[What the exercise asks]:
Show each line of the entries below in which the word "Leave" appears.

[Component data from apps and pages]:

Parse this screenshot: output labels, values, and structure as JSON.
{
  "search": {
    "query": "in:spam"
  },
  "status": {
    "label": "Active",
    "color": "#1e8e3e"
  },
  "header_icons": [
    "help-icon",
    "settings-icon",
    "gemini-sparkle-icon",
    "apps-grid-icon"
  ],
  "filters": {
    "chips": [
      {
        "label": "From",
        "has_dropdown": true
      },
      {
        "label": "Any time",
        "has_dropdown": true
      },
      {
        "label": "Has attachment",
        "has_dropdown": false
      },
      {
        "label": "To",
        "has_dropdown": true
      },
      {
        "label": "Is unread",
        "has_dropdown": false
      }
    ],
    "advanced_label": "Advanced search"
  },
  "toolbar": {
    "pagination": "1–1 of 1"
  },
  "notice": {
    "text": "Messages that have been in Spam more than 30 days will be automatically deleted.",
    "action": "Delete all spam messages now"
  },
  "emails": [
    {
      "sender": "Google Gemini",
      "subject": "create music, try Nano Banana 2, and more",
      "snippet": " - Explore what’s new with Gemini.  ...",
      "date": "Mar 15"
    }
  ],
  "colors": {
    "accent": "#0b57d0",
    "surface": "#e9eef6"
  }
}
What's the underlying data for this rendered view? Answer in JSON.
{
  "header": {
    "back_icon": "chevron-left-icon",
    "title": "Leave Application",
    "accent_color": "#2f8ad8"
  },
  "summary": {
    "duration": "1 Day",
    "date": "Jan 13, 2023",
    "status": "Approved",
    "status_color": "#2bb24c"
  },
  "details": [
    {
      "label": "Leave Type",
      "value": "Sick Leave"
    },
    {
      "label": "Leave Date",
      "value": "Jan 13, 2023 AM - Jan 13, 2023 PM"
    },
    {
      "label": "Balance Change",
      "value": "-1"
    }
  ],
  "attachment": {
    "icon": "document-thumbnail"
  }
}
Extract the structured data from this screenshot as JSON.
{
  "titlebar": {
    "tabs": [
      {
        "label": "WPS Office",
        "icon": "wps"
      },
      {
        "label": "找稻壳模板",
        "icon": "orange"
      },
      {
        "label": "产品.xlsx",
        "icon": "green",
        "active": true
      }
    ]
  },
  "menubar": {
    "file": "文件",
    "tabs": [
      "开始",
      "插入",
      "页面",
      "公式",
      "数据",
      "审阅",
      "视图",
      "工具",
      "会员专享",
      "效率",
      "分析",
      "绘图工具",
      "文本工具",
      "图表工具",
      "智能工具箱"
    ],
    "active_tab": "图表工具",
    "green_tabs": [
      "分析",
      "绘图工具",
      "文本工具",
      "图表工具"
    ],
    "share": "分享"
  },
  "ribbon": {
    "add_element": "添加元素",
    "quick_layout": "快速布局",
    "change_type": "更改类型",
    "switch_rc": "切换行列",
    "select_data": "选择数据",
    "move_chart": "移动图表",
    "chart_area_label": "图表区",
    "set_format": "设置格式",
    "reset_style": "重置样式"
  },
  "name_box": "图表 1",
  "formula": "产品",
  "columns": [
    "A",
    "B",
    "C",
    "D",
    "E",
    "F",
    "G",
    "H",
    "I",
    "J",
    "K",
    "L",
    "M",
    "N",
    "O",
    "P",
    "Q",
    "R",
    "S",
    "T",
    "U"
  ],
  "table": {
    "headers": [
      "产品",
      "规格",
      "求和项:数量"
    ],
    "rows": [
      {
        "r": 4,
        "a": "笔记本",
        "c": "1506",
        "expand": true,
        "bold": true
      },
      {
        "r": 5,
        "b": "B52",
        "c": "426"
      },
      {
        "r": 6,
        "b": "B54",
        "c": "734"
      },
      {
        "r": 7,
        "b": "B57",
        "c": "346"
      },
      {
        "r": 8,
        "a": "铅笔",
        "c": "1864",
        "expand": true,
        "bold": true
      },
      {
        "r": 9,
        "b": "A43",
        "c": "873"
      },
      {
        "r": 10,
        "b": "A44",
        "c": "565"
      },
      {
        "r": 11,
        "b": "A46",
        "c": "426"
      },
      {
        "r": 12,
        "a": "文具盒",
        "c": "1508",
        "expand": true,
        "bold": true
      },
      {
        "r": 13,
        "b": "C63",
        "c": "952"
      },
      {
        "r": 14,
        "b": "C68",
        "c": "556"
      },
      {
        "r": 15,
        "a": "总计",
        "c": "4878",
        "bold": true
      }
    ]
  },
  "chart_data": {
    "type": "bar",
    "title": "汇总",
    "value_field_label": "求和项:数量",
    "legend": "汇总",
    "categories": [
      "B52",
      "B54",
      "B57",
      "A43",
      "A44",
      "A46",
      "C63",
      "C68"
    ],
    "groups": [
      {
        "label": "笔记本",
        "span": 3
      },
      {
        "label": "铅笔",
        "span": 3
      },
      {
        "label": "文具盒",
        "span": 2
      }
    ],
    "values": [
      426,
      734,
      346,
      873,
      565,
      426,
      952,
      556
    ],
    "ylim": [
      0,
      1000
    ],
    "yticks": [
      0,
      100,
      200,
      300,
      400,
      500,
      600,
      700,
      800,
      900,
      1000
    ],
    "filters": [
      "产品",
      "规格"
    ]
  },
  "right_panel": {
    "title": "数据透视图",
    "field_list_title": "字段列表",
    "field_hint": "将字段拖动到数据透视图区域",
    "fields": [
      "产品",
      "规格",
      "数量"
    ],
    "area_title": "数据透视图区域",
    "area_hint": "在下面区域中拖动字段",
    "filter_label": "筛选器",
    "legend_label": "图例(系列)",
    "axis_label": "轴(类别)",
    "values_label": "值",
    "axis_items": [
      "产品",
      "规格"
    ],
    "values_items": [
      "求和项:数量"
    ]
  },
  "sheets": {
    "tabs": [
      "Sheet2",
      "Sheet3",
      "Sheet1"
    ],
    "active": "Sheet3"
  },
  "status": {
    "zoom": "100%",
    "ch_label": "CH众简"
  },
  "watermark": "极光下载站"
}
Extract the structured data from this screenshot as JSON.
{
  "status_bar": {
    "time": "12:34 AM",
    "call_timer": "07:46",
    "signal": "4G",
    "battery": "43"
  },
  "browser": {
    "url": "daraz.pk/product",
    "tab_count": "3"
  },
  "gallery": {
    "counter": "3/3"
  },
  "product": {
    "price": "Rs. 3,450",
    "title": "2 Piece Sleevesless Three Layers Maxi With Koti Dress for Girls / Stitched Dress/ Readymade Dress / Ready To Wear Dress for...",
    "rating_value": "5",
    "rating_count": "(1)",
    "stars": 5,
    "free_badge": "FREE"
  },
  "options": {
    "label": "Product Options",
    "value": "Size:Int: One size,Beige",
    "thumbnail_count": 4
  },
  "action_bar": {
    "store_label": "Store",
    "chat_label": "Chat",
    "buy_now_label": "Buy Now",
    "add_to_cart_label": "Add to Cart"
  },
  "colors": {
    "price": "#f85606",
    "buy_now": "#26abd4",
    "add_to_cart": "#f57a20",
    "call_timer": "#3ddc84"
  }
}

[Response box]:
    "title": "Leave Application",
      "label": "Leave Type",
      "value": "Sick Leave"
      "label": "Leave Date",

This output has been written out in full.